Only lines holding the string "title" are wanted; copy each one from the material.
***** Provided data
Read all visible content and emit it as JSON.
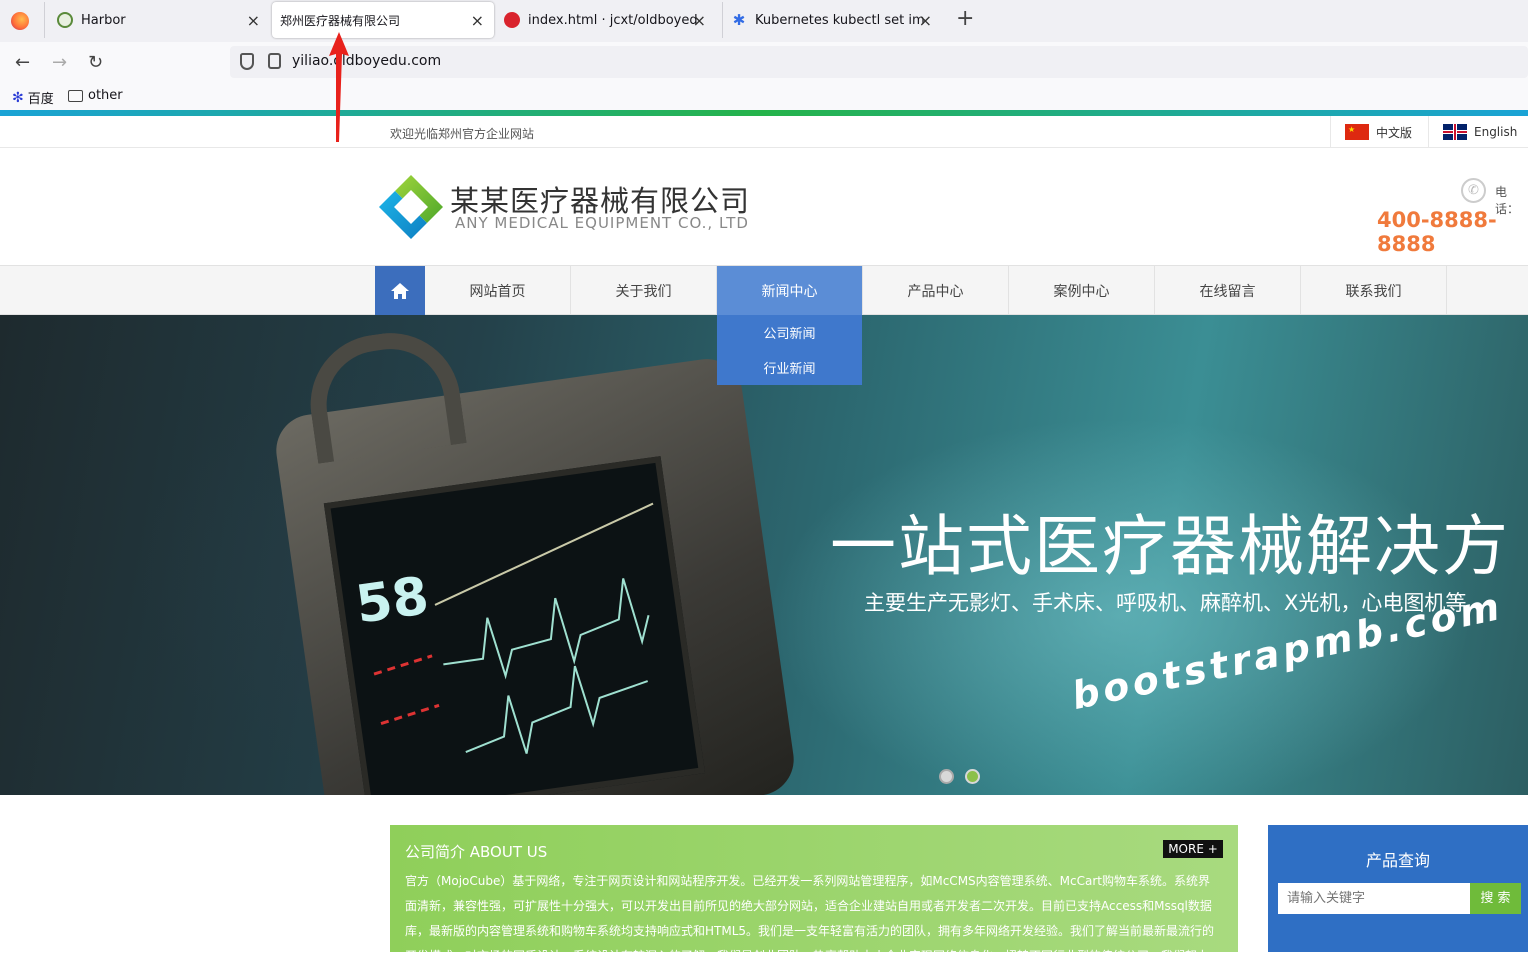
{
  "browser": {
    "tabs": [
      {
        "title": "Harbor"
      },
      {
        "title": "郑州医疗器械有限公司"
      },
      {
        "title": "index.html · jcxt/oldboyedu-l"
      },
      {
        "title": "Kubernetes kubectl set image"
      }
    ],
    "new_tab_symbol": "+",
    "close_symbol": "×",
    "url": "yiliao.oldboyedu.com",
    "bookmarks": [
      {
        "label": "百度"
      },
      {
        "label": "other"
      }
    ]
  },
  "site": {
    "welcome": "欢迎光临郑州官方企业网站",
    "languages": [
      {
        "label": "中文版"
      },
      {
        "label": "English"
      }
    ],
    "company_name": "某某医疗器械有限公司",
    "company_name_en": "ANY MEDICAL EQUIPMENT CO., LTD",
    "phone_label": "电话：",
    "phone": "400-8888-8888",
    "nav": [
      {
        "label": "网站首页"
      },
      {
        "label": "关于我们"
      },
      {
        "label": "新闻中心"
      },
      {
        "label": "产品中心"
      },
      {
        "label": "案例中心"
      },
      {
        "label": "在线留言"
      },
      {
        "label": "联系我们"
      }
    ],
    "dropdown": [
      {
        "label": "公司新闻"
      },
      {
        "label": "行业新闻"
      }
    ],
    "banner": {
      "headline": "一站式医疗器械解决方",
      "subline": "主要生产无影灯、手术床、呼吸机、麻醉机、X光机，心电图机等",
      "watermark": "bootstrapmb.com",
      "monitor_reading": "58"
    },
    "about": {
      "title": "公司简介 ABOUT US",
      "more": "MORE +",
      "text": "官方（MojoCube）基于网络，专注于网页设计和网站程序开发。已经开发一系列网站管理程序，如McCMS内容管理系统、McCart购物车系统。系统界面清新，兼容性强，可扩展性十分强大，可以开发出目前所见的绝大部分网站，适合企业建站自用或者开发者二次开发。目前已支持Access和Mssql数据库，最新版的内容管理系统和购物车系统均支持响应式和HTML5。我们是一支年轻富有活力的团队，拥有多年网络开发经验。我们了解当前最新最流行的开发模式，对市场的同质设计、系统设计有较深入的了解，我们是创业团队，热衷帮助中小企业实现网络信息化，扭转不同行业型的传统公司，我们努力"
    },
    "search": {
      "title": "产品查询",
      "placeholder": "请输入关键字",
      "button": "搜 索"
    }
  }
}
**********
### Answer
        "title": "Harbor"
        "title": "郑州医疗器械有限公司"
        "title": "index.html · jcxt/oldboyedu-l"
        "title": "Kubernetes kubectl set image"
      "title": "公司简介 ABOUT US",
      "title": "产品查询",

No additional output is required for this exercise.